_Exercise directions_:
Leave every picture behind and copy the rest of the entries below exactly.

_Interface dataset entries_:
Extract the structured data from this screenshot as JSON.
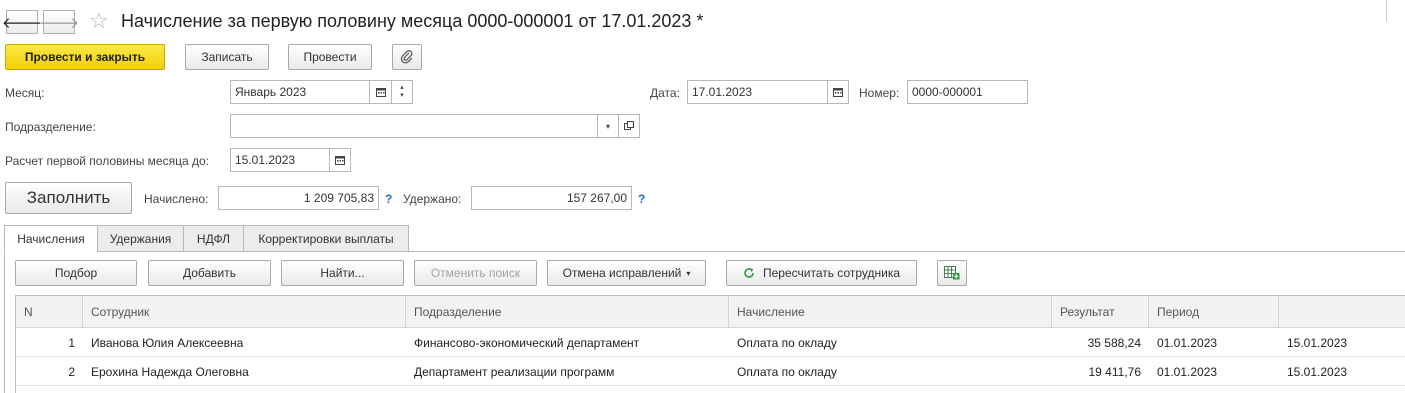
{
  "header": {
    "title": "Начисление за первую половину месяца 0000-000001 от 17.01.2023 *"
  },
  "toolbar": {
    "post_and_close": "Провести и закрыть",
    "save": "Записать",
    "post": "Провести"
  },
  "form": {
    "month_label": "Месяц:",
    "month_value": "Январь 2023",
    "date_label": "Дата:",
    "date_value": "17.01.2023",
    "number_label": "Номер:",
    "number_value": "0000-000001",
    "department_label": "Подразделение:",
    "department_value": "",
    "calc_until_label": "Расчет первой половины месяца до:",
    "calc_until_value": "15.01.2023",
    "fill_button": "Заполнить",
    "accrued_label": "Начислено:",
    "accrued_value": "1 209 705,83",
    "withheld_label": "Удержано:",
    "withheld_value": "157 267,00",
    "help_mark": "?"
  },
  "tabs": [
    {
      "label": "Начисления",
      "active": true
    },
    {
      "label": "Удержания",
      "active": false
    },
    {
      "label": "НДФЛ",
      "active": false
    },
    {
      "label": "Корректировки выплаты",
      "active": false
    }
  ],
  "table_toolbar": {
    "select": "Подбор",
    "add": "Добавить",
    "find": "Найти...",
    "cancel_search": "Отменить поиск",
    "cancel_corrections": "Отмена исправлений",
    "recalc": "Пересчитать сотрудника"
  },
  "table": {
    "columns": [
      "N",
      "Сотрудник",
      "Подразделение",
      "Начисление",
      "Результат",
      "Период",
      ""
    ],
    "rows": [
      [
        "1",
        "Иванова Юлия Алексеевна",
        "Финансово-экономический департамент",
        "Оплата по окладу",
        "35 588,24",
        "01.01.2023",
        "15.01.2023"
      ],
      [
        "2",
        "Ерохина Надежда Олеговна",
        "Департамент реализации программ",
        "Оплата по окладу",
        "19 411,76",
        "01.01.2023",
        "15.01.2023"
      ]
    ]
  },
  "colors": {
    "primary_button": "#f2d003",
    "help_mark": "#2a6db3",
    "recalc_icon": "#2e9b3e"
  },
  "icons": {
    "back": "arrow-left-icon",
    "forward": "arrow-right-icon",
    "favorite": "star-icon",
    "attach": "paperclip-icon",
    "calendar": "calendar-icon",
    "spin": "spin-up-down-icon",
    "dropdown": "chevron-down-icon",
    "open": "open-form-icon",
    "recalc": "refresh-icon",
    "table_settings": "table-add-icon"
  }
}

_Answer box_:
Extract the structured data from this screenshot as JSON.
{
  "header": {
    "title": "Начисление за первую половину месяца 0000-000001 от 17.01.2023 *"
  },
  "toolbar": {
    "post_and_close": "Провести и закрыть",
    "save": "Записать",
    "post": "Провести"
  },
  "form": {
    "month_label": "Месяц:",
    "month_value": "Январь 2023",
    "date_label": "Дата:",
    "date_value": "17.01.2023",
    "number_label": "Номер:",
    "number_value": "0000-000001",
    "department_label": "Подразделение:",
    "department_value": "",
    "calc_until_label": "Расчет первой половины месяца до:",
    "calc_until_value": "15.01.2023",
    "fill_button": "Заполнить",
    "accrued_label": "Начислено:",
    "accrued_value": "1 209 705,83",
    "withheld_label": "Удержано:",
    "withheld_value": "157 267,00",
    "help_mark": "?"
  },
  "tabs": [
    {
      "label": "Начисления",
      "active": true
    },
    {
      "label": "Удержания",
      "active": false
    },
    {
      "label": "НДФЛ",
      "active": false
    },
    {
      "label": "Корректировки выплаты",
      "active": false
    }
  ],
  "table_toolbar": {
    "select": "Подбор",
    "add": "Добавить",
    "find": "Найти...",
    "cancel_search": "Отменить поиск",
    "cancel_corrections": "Отмена исправлений",
    "recalc": "Пересчитать сотрудника"
  },
  "table": {
    "columns": [
      "N",
      "Сотрудник",
      "Подразделение",
      "Начисление",
      "Результат",
      "Период",
      ""
    ],
    "rows": [
      [
        "1",
        "Иванова Юлия Алексеевна",
        "Финансово-экономический департамент",
        "Оплата по окладу",
        "35 588,24",
        "01.01.2023",
        "15.01.2023"
      ],
      [
        "2",
        "Ерохина Надежда Олеговна",
        "Департамент реализации программ",
        "Оплата по окладу",
        "19 411,76",
        "01.01.2023",
        "15.01.2023"
      ]
    ]
  },
  "colors": {
    "primary_button": "#f2d003",
    "help_mark": "#2a6db3",
    "recalc_icon": "#2e9b3e"
  },
  "icons": {
    "back": "arrow-left-icon",
    "forward": "arrow-right-icon",
    "favorite": "star-icon",
    "attach": "paperclip-icon",
    "calendar": "calendar-icon",
    "spin": "spin-up-down-icon",
    "dropdown": "chevron-down-icon",
    "open": "open-form-icon",
    "recalc": "refresh-icon",
    "table_settings": "table-add-icon"
  }
}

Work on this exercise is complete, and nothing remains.